For each line below, write it out exactly as it appears.

"""

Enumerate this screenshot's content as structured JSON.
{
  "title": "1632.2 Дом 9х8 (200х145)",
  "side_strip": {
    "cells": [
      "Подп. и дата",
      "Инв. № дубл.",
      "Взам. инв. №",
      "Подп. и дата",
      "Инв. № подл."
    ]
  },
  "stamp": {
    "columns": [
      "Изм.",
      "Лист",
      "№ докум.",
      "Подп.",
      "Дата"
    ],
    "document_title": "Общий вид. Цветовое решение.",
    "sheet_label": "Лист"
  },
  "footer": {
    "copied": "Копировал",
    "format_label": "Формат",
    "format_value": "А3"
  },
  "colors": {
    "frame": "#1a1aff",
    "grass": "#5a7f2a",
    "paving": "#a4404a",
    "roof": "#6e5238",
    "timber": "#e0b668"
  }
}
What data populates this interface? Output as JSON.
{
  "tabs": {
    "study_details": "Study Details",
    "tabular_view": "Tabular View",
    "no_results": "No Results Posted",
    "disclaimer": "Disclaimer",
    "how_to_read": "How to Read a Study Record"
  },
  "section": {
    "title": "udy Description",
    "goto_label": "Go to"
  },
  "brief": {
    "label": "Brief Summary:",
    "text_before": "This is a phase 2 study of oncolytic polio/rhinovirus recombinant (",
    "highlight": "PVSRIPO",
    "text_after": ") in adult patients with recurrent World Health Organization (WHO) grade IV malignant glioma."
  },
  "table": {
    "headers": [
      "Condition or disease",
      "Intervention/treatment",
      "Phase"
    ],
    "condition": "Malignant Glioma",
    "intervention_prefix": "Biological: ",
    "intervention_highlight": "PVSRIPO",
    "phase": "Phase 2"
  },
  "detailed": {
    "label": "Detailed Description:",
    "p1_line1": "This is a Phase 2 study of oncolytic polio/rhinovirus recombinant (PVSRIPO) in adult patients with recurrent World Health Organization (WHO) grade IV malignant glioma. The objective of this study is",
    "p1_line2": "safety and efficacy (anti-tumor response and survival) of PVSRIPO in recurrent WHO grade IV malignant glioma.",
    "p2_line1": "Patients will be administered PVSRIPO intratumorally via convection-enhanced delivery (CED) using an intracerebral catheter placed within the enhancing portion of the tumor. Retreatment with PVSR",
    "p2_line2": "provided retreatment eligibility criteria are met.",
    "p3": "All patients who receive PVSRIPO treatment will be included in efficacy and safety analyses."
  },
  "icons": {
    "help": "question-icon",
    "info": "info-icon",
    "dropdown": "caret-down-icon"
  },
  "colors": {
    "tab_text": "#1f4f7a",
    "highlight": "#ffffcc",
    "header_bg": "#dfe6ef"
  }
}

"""

▶ [Reply to the exercise]
Enumerate this screenshot's content as structured JSON.
{
  "title": "1632.2 Дом 9х8 (200х145)",
  "side_strip": {
    "cells": [
      "Подп. и дата",
      "Инв. № дубл.",
      "Взам. инв. №",
      "Подп. и дата",
      "Инв. № подл."
    ]
  },
  "stamp": {
    "columns": [
      "Изм.",
      "Лист",
      "№ докум.",
      "Подп.",
      "Дата"
    ],
    "document_title": "Общий вид. Цветовое решение.",
    "sheet_label": "Лист"
  },
  "footer": {
    "copied": "Копировал",
    "format_label": "Формат",
    "format_value": "А3"
  },
  "colors": {
    "frame": "#1a1aff",
    "grass": "#5a7f2a",
    "paving": "#a4404a",
    "roof": "#6e5238",
    "timber": "#e0b668"
  }
}
What data populates this interface? Output as JSON.
{
  "tabs": {
    "study_details": "Study Details",
    "tabular_view": "Tabular View",
    "no_results": "No Results Posted",
    "disclaimer": "Disclaimer",
    "how_to_read": "How to Read a Study Record"
  },
  "section": {
    "title": "udy Description",
    "goto_label": "Go to"
  },
  "brief": {
    "label": "Brief Summary:",
    "text_before": "This is a phase 2 study of oncolytic polio/rhinovirus recombinant (",
    "highlight": "PVSRIPO",
    "text_after": ") in adult patients with recurrent World Health Organization (WHO) grade IV malignant glioma."
  },
  "table": {
    "headers": [
      "Condition or disease",
      "Intervention/treatment",
      "Phase"
    ],
    "condition": "Malignant Glioma",
    "intervention_prefix": "Biological: ",
    "intervention_highlight": "PVSRIPO",
    "phase": "Phase 2"
  },
  "detailed": {
    "label": "Detailed Description:",
    "p1_line1": "This is a Phase 2 study of oncolytic polio/rhinovirus recombinant (PVSRIPO) in adult patients with recurrent World Health Organization (WHO) grade IV malignant glioma. The objective of this study is",
    "p1_line2": "safety and efficacy (anti-tumor response and survival) of PVSRIPO in recurrent WHO grade IV malignant glioma.",
    "p2_line1": "Patients will be administered PVSRIPO intratumorally via convection-enhanced delivery (CED) using an intracerebral catheter placed within the enhancing portion of the tumor. Retreatment with PVSR",
    "p2_line2": "provided retreatment eligibility criteria are met.",
    "p3": "All patients who receive PVSRIPO treatment will be included in efficacy and safety analyses."
  },
  "icons": {
    "help": "question-icon",
    "info": "info-icon",
    "dropdown": "caret-down-icon"
  },
  "colors": {
    "tab_text": "#1f4f7a",
    "highlight": "#ffffcc",
    "header_bg": "#dfe6ef"
  }
}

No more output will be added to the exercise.